    I like the project a lot but am very concerned that the information shared on the proposal regarding biosand filters is not completely accurate, which makes me wonder what information is being shared with the community. As the biosand filter is quite temperamental, its end user must be fully aware of its capabilities, maintenance needs, etc. or it may not produce clean water. Educating the end user with accurate information is vital to the success of the biosand filter.

    I would recommend funding this project, but also recommend a follow up CAWST training for the womens group to ensure the correct information is getting to the end user.

  • Rating: 8

    review by (only shown to members)

    The bio-sand filter program is a good one, incorporating WASH education and teaching construction of filters from local resources with the added opportunity of local business start-ups. The relatively long useful life of the filters creates an on-going educational component, as each person coming in contact with a filter will learn a bit about sanitation and the significants of clean water.

  • Rating: 8

    review by (only shown to members)

    The project sounds solid, a wonderfully empowering opportunity for women. As I think I always feel during this peer review process, there are still some pieces that are missing for me, mainly outcomes. Perhaps this will be answered following Gemma's trip to East Africa. I also think we would all benefit from a face to face conversation/presentation and Q&A of our projects. SKYPE would be one way to do this. Would be great to get the Samburu women involved with the training at some point.

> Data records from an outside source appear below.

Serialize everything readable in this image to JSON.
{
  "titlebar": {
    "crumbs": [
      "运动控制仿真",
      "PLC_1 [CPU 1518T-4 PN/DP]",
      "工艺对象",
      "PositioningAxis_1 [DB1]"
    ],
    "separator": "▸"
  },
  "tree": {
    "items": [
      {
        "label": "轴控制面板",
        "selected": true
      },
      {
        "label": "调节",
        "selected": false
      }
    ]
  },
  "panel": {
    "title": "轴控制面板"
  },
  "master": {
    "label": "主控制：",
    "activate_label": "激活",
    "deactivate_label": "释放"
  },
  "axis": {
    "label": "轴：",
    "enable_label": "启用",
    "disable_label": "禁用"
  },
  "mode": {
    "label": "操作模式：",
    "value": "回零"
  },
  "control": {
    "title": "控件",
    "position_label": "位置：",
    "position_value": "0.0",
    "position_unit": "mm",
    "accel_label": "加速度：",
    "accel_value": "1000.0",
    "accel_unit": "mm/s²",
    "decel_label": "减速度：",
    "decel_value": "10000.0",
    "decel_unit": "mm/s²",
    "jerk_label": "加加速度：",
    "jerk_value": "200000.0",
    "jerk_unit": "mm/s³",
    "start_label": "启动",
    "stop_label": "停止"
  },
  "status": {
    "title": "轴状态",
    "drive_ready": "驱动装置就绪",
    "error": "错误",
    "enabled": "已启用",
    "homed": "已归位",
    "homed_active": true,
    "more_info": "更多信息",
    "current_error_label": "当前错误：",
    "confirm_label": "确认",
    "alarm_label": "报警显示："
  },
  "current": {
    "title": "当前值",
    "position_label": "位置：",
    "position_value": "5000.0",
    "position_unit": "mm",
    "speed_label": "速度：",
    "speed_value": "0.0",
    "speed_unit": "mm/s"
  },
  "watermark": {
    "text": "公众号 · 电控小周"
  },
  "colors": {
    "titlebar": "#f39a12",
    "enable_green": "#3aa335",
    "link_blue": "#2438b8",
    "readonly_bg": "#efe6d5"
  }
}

  • Not Reviewed

    by (only shown to members)

Name Status Completion Date Amount Assigned
Marindi Cooperative /GWWI Moyo Project In-progress Mar 2014 $0
Katosi Women's Development Trust In-progress Mar 2014 $0